DALLAS, Texas — National Football League Referees Association members voted overwhelmingly on Saturday to approve a new eight-year deal with the league to officially end a lockout that began in June.
The union's executive committee struck a deal with the NFL on Wednesday night, about 48 hours after a botched call by replacement referees on the game's final play denied Green Bay what should have been a victory at Seattle.
US President Barack Obama was among those who called for an end to the dispute after that blunder and negotiations sped to a finish in time for regular referees to officiate Baltimore's home victory over Cleveland on Thursday.
Money issues prompted the shutdown and led to the league pulling replacement referees from the high school and college ranks, but the newcomers struggled to cope with the increased speed and physicality of the professional level.

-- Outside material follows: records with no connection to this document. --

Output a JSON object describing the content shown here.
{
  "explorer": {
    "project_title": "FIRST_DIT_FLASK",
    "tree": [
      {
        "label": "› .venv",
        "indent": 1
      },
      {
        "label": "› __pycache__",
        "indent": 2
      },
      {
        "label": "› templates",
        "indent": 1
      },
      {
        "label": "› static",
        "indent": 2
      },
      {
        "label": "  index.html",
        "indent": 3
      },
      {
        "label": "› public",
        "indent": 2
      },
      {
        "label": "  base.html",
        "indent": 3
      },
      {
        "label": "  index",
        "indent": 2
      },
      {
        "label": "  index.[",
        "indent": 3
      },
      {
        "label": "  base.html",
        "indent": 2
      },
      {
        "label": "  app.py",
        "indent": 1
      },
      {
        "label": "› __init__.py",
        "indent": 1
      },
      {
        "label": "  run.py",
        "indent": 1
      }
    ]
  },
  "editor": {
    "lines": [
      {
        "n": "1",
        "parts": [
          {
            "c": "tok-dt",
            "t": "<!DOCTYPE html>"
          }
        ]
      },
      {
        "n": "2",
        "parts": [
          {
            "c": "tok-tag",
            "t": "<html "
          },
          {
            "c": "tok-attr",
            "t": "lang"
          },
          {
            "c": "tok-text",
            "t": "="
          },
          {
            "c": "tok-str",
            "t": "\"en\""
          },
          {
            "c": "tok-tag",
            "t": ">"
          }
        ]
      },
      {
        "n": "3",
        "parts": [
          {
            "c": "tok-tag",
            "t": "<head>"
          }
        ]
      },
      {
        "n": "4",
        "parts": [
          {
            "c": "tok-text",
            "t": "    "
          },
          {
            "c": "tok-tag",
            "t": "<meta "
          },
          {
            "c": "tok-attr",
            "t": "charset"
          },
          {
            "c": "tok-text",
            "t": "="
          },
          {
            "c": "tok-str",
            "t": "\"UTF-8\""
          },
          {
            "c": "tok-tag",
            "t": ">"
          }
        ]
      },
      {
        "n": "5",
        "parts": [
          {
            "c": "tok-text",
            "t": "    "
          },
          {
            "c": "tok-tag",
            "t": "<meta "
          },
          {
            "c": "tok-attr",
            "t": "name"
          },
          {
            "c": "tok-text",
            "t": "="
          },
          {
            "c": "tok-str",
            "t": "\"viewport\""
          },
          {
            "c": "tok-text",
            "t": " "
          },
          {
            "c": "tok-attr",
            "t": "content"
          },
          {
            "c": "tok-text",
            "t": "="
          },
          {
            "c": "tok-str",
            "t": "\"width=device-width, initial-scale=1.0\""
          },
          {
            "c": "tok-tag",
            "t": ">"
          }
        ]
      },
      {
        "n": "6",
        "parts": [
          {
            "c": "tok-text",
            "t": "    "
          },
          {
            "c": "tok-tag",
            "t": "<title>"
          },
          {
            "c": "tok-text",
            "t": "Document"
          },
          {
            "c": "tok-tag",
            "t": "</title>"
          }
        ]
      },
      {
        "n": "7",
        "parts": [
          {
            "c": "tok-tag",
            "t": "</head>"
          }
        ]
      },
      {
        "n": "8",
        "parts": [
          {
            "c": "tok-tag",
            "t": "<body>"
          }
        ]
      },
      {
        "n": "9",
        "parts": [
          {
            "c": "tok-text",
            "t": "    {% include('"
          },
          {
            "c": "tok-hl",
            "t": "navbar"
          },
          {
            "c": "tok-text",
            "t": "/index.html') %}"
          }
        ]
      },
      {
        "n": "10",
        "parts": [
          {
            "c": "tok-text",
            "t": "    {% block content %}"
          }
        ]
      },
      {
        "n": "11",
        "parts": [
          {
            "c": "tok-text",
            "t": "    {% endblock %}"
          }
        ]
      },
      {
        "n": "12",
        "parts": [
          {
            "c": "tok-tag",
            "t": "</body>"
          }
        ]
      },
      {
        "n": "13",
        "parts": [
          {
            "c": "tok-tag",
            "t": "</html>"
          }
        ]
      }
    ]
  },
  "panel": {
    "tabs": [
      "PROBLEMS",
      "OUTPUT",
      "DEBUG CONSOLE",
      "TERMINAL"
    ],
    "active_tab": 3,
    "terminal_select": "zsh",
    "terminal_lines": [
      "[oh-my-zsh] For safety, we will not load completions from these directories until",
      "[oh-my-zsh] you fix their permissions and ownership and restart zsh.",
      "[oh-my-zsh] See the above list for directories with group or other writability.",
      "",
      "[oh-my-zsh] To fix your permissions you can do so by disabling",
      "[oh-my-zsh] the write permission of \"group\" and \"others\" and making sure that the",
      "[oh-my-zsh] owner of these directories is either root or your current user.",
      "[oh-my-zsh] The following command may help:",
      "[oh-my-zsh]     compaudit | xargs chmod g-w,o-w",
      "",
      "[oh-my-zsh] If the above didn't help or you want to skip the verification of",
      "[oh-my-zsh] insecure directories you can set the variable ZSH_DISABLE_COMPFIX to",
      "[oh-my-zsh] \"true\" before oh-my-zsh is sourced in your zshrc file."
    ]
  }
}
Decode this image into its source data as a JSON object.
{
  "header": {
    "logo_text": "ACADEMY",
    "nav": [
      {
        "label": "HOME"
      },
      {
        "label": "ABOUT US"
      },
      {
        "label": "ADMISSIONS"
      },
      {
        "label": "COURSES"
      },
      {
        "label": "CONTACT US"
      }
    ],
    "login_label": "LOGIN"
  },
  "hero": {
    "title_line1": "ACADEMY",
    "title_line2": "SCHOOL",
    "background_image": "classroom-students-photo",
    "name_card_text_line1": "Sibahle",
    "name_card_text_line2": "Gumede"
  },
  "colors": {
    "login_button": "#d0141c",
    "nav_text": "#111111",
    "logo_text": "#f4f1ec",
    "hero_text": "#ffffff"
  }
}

Spectators gave the regular referees a standing ovation when they first walked onto the field for the game in Baltimore, although it was less than four minutes into the game before a call against the home side brought a chorus of boos from the same group.
The NFL plans to pay 112 replacement officials $3,000 to $3,500 for the games they would have worked this weekend, even though the regular referees will be back at work in every NFL stadium.
[Image via Thinh Nguyen, Creative Commons licensed]